Peter Wilby’s First Thoughts column.
You know, and I know, that exams are an awful hazing ritual, but to beat the system you must first learn how to play it.
“Feminism in Britain has had two strands: as a media phenomenon and as an academic discipline. The vast realm of reality that lies between remains unaffected by either.”
As she prepares for her 50th birthday, the author and journalist reflects on what it means to be “middle-aged” – and on a journey she knows never ends well.
Modi, implicated in a massacre in 2002 while chief minister of Gujarat, has been elected as India’s new prime minister. Is he a dangerous neo-fascist, as some say, or the strongman reformer that this country of 1.2 billion people craves?

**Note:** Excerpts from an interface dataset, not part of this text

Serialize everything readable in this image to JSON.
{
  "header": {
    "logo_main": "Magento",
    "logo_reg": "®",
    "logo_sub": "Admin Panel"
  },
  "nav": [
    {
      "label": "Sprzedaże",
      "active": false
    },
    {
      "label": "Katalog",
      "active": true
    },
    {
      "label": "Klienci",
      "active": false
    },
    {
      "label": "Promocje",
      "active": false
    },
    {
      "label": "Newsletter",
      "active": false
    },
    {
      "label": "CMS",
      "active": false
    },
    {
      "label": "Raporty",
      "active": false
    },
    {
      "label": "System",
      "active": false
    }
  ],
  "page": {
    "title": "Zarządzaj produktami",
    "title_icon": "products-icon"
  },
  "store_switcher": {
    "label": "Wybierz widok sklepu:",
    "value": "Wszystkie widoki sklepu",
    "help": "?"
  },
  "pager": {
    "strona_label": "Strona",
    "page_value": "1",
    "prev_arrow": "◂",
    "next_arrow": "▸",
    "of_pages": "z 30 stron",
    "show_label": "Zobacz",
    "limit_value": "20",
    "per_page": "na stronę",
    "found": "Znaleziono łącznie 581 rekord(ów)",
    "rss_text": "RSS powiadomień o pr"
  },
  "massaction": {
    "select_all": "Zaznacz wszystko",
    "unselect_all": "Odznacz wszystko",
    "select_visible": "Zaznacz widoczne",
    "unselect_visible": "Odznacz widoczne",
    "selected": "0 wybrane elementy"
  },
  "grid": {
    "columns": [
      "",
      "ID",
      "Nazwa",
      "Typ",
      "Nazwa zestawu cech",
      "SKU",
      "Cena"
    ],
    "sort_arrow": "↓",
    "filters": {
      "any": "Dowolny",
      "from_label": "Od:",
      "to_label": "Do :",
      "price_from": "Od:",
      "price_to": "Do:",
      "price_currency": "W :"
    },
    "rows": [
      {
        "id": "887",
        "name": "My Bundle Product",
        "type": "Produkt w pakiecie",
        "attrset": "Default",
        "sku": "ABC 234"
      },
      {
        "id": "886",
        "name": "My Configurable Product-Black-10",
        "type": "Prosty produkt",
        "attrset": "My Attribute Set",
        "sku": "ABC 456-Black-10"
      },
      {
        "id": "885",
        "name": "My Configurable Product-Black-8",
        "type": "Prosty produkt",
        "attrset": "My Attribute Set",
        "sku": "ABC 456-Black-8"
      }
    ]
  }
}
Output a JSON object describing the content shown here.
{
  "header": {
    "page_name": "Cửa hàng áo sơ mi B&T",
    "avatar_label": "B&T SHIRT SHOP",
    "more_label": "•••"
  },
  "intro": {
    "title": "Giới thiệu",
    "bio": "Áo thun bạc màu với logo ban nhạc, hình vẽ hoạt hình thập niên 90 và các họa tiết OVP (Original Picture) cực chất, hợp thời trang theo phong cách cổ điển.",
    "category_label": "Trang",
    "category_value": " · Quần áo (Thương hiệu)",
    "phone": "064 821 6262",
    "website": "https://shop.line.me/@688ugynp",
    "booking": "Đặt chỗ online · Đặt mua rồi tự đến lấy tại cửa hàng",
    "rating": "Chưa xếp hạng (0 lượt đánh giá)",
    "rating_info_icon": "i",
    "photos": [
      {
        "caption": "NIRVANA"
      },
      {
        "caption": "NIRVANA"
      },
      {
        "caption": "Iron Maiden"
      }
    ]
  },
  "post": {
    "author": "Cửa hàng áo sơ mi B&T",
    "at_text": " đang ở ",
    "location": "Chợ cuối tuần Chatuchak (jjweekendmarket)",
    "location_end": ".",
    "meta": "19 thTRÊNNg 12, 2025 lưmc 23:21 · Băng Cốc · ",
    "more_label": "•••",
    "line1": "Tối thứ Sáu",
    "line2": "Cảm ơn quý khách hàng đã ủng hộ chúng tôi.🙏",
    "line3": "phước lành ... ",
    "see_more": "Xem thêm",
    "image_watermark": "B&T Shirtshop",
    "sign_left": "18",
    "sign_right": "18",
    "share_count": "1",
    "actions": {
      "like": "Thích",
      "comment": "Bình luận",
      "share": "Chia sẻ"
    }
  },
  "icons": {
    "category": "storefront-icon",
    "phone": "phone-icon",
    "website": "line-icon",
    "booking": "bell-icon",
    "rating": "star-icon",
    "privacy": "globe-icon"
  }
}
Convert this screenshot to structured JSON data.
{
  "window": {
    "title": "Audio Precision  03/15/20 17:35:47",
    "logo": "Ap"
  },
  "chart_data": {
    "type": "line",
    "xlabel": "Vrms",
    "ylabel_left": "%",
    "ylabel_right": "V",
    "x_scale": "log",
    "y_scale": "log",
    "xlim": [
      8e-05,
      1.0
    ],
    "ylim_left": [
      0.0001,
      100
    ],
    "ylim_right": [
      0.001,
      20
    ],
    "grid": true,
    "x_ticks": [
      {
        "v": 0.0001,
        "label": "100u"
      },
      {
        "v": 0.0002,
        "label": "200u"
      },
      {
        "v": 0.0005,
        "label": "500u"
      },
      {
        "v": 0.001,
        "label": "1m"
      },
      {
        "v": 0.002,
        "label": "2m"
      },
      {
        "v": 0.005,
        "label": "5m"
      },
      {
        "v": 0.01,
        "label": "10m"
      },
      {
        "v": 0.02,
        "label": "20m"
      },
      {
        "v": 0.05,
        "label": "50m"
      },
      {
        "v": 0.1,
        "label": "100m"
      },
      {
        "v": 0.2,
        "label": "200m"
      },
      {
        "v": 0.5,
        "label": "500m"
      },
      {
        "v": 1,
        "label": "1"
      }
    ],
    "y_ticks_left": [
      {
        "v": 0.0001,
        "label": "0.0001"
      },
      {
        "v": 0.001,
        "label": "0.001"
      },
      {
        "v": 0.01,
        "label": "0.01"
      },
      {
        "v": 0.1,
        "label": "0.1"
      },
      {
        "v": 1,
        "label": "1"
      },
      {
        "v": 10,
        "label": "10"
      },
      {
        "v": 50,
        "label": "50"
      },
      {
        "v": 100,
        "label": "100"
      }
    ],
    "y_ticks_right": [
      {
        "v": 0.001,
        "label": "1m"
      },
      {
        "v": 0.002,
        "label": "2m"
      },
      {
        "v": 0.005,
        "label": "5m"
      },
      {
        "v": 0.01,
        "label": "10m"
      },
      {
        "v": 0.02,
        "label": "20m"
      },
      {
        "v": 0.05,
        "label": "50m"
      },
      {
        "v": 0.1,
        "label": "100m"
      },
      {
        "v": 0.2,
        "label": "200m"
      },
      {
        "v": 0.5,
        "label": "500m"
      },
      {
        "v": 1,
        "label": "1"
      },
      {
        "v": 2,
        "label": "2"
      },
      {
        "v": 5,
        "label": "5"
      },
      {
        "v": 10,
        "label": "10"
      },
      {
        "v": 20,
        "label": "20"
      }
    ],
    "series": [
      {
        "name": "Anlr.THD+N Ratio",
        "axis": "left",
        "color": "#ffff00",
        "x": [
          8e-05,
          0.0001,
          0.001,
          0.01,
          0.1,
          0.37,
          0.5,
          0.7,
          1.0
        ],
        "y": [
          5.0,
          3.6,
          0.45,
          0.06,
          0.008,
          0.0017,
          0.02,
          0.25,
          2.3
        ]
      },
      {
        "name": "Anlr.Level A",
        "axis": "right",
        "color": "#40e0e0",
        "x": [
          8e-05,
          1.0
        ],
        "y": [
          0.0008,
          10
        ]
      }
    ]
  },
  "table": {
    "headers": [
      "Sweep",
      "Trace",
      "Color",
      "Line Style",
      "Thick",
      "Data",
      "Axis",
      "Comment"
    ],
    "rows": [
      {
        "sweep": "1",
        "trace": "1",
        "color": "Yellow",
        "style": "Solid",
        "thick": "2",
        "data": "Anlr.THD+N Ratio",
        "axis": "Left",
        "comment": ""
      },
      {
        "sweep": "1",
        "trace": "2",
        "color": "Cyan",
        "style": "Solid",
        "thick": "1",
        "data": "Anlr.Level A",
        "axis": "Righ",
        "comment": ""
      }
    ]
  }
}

John Sutherland recalls how Penguin’s imprint, launched in 1937, gave education to the masses and challenged the Oxbridge status quo
The Hungarian writer’s grimly humorous novel is a tale of monstrous twins during an unnamed war in an unspecified European country.
Nowadays, the area of study called “earth systems science” uses many ideas originally championed by Lovelock, though people are still allergic to the name Gaia.
The MP recalls being in the Old Bailey for the “Mangrove Nine” trial in 1970, in which the great black activist and intellectual walked free.
How online dating has turned singles into perfectionists.
BBC Young Musician is a biennial reminder that Britain has got more than just talent. What its young performers have is a craft.
Thirty years after his death, Richard Burton remains one of the very few actors, along with Ralph Fiennes, Viggo Mortensen and Stephen Dillane, able to deliver poetry in a high-impact way that also makes them seem like they somehow own it themselves.
The LSE recently took over custodianship of the Women’s Library, which houses everything from Emily Wilding to Barbara Cartland and has close links to Beatrice and Sidney Webb.
A major new retrospective does justice to the shocking elements of Gaultier’s work, yet also celebrates his embrace of bad taste.
The last film from Hayao Miyazaki, Japan's Walt Disney, has been met with controversy. But his career is one of wonder and enchantment
Strikingly, Britain’s last victory was in 1997, the year of the electoral apotheosis of Tony Blair and the Irish peace talks that led to the Good Friday Agreement.
Schwarzenegger's mere presence causes the plausibility of a scene to drop by 75 per cent - so it's a mystery why a capable director like David Ayer would cast him in his latest pulpy thriller.
What I thought was going to be an investigation into my expenses turns out to be nothing of the sort: instead, a charming young woman is trying to sell me life insurance.
I hardly slept for weeks during the run-up to the last two World Cups, terrified he wouldn’t make it.
As a judge of the “beef and ale” category at the British Pie Awards, Felicity Cloake goes in search of fluffy suet pastry and rich, dark gravy.
View our print and digital subscription offers: